A general non-functional requirement of all components is that precision is to be valued over recall. True-negatives have a less damaging effect on perception than false-positives.
The overall methodology is to follow an iterative development methodology with fixed-time development periods of 4 weeks each (apart from the first cycle). We will aim to get something integrated and working in the first cycle and then to improve on different areas of the functionality in the remaining 6. The schedule for each cycle will be decided by the whole team a fortnight ahead of it's start, to assess any prerequisite work that needs doing.
In cycle 1, the system integrated PDFBox and Oscar3 to produce standoff annotations from PDF theses, and then transformed these (using XSLT) into RDF/XML. A corpus of 60-70 PDF theses was collected in a subversion repository.
Cycle 2 looked at issues that arose around parsing of PDF files - a set of filters were developed to avoid these problems. A short list of 10 theses to analyze in more depth was drawn up. Early potential problems in Oscar3 output were identified (particularly misrecognition of proper name initials as chemical elements).
Whole thesis corpus will be classified according to subject area, using some predefined upper ontology of chemistry (prob. from the RSC). A decision was made not to deal with OCR'd documents. The short list will be updated with these two things in mind.
A recent branch of Oscar3 that includes confidence scores in the standoff annotation file will be integrated into the document processing program.
The thesis short list will be analyzed for structure; taking account of what sections are a) prose with chemistry b) data c) metadata rich text d) not useful to us ;-)

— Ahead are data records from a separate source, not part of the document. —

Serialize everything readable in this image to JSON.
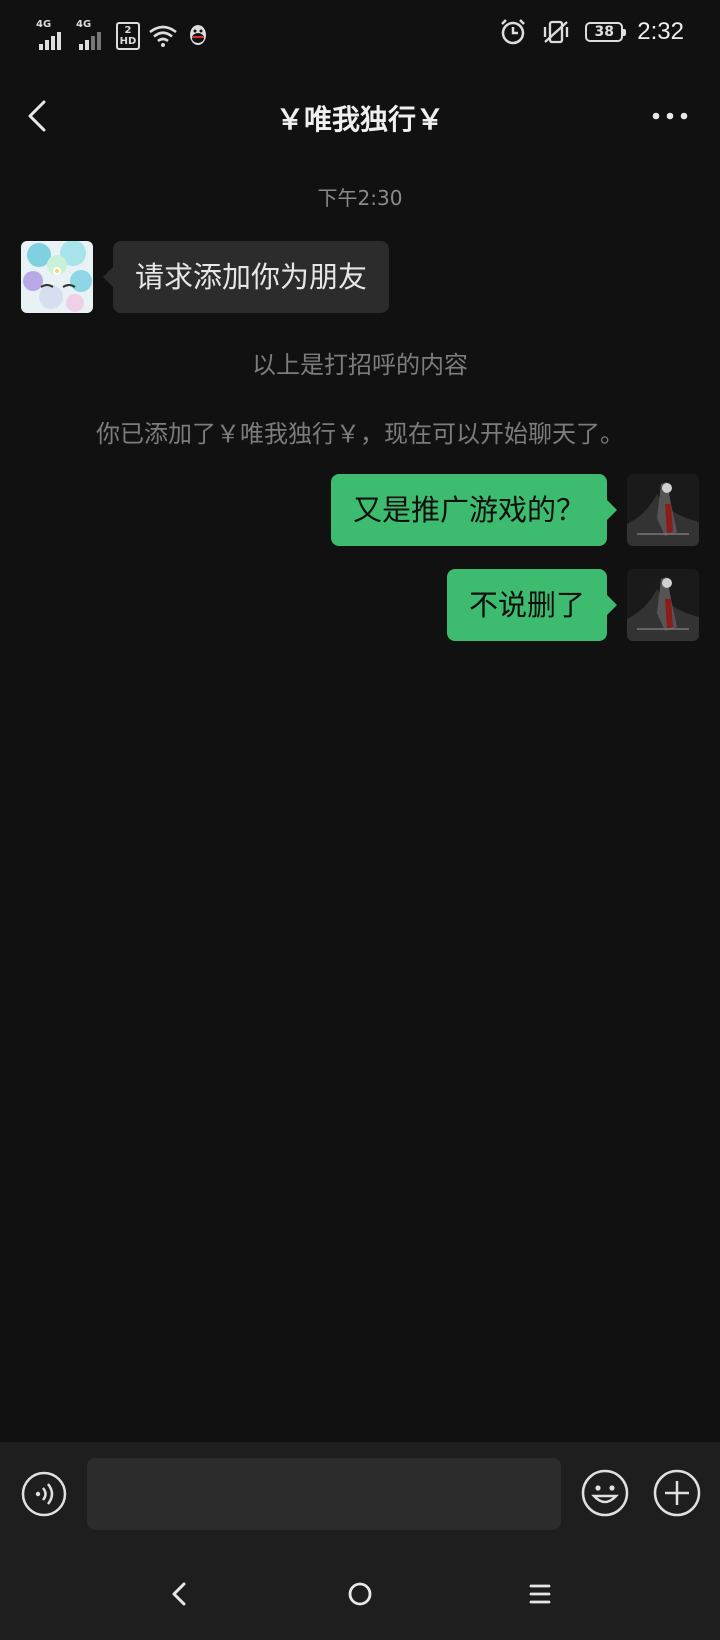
{
  "status_bar": {
    "network_1": "4G",
    "network_2": "4G",
    "hd_top": "2",
    "hd_bottom": "HD",
    "battery": "38",
    "time": "2:32",
    "icons": [
      "signal-icon",
      "signal-icon",
      "hd-icon",
      "wifi-icon",
      "qq-icon",
      "alarm-icon",
      "vibrate-off-icon",
      "battery-icon"
    ]
  },
  "header": {
    "title": "￥唯我独行￥",
    "back_icon": "chevron-left-icon",
    "more_icon": "more-dots-icon"
  },
  "chat": {
    "timestamp": "下午2:30",
    "incoming": {
      "text": "请求添加你为朋友"
    },
    "system_notes": [
      "以上是打招呼的内容",
      "你已添加了￥唯我独行￥，现在可以开始聊天了。"
    ],
    "outgoing": [
      {
        "text": "又是推广游戏的？"
      },
      {
        "text": "不说删了"
      }
    ]
  },
  "input_bar": {
    "value": "",
    "voice_icon": "voice-icon",
    "emoji_icon": "emoji-icon",
    "plus_icon": "plus-icon"
  },
  "colors": {
    "background": "#111111",
    "bubble_out": "#3dbb6f",
    "bubble_in": "#2c2c2c",
    "bar": "#1e1e1e"
  }
}
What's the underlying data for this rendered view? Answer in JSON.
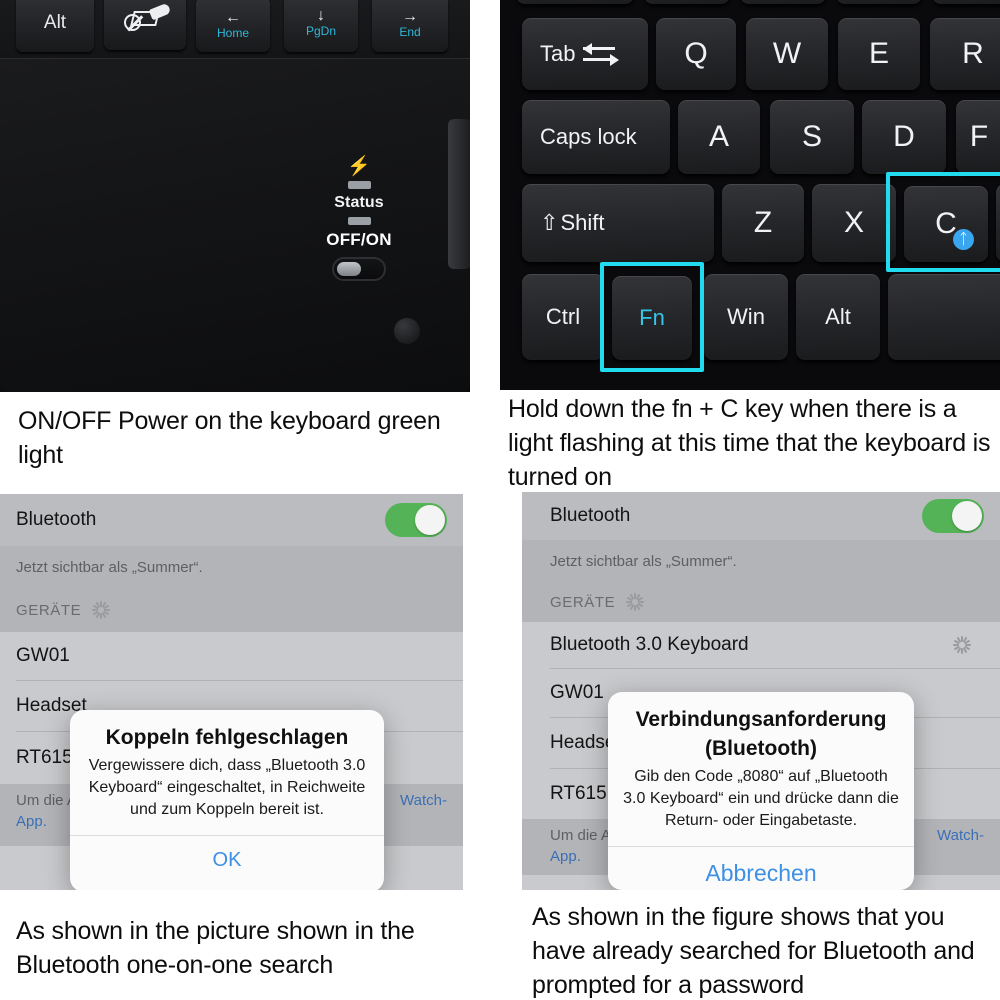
{
  "captions": {
    "top_left": "ON/OFF Power on the keyboard green light",
    "top_right": "Hold down the fn + C key when there is a light flashing at this time that the keyboard is turned on",
    "bottom_left": "As shown in the picture shown in the Bluetooth one-on-one search",
    "bottom_right": "As shown in the figure shows that you have already searched for Bluetooth and prompted for a password"
  },
  "keyboard_left": {
    "keys": [
      {
        "label": "Alt"
      },
      {
        "label": "touchpad-disable-icon"
      },
      {
        "arrow": "←",
        "sub": "Home"
      },
      {
        "arrow": "↓",
        "sub": "PgDn"
      },
      {
        "arrow": "→",
        "sub": "End"
      }
    ],
    "indicator": {
      "charge_icon": "lightning-bolt-icon",
      "status_label": "Status",
      "power_label": "OFF/ON"
    }
  },
  "keyboard_right": {
    "row_tab": [
      "Tab",
      "Q",
      "W",
      "E",
      "R"
    ],
    "row_caps": [
      "Caps lock",
      "A",
      "S",
      "D",
      "F"
    ],
    "row_shift": [
      "Shift",
      "Z",
      "X",
      "C"
    ],
    "row_ctrl": [
      "Ctrl",
      "Fn",
      "Win",
      "Alt"
    ],
    "shift_prefix": "⇧",
    "highlighted_keys": [
      "C",
      "Fn"
    ],
    "bluetooth_badge_on": "C",
    "highlight_color": "#23dbee"
  },
  "bluetooth_left": {
    "header": {
      "label": "Bluetooth",
      "toggle_on": true
    },
    "subtitle": "Jetzt sichtbar als „Summer“.",
    "devices_header": "GERÄTE",
    "devices": [
      "GW01",
      "Headset",
      "RT615"
    ],
    "footer_text": "Um die Ap",
    "footer_link": "Watch-",
    "footer_link2": "App.",
    "dialog": {
      "title": "Koppeln fehlgeschlagen",
      "message": "Vergewissere dich, dass „Bluetooth 3.0 Keyboard“ eingeschaltet, in Reichweite und zum Koppeln bereit ist.",
      "action": "OK"
    }
  },
  "bluetooth_right": {
    "header": {
      "label": "Bluetooth",
      "toggle_on": true
    },
    "subtitle": "Jetzt sichtbar als „Summer“.",
    "devices_header": "GERÄTE",
    "devices": [
      "Bluetooth 3.0 Keyboard",
      "GW01",
      "Headset",
      "RT615"
    ],
    "footer_text": "Um die Ap",
    "footer_link": "Watch-",
    "footer_link2": "App.",
    "dialog": {
      "title_line1": "Verbindungsanforderung",
      "title_line2": "(Bluetooth)",
      "message": "Gib den Code „8080“ auf „Bluetooth 3.0 Keyboard“ ein und drücke dann die Return- oder Eingabetaste.",
      "action": "Abbrechen",
      "pair_code": "8080"
    }
  },
  "colors": {
    "toggle_green": "#54b356",
    "highlight_cyan": "#23dbee",
    "ios_blue": "#3d90e3",
    "fn_cyan": "#35c6e8",
    "bluetooth_blue": "#3aa6f0"
  }
}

An automated document structure analysis program will be started, by attempting to parse tables of contents.
Areas of work: